:: Records supplied ::
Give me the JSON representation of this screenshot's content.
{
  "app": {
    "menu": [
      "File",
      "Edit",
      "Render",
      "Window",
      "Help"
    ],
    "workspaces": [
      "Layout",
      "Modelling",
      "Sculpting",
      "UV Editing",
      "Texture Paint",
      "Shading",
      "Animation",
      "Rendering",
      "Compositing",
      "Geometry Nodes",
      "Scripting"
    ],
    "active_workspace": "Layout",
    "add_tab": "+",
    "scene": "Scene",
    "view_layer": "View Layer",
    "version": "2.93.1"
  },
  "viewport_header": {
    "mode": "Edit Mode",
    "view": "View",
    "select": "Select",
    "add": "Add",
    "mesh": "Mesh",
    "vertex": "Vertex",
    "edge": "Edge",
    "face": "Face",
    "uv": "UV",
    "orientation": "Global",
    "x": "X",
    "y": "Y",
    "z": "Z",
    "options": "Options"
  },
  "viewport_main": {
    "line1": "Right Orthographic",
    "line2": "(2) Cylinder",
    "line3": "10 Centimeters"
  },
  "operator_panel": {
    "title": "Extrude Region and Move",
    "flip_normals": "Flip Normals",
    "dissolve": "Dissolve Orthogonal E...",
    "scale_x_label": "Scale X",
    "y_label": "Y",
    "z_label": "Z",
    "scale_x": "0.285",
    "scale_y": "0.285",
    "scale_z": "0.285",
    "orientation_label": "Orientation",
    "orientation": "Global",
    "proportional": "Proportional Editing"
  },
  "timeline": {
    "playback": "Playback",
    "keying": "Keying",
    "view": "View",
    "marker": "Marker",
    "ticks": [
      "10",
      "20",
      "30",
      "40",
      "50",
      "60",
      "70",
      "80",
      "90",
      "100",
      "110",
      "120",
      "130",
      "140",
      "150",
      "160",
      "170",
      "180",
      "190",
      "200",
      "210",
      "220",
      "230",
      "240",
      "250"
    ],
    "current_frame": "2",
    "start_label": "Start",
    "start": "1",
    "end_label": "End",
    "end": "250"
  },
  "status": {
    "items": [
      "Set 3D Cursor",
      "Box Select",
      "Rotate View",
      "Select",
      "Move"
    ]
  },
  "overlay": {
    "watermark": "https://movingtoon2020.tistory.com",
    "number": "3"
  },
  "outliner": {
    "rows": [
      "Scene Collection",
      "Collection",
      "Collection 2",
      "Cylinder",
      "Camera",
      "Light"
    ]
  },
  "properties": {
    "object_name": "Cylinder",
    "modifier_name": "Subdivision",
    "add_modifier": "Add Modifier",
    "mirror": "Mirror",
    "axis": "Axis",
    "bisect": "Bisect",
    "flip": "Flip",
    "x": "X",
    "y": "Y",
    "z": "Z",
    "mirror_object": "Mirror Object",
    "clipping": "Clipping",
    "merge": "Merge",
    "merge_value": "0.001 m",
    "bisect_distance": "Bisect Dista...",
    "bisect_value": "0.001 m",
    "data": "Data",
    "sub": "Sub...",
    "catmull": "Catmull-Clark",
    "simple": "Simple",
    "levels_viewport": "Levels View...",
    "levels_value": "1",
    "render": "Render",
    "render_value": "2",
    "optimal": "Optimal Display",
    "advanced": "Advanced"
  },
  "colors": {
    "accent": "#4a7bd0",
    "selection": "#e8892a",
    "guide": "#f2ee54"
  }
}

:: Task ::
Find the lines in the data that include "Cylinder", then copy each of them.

:: Answer space ::
    "line2": "(2) Cylinder",
      "Cylinder",
    "object_name": "Cylinder",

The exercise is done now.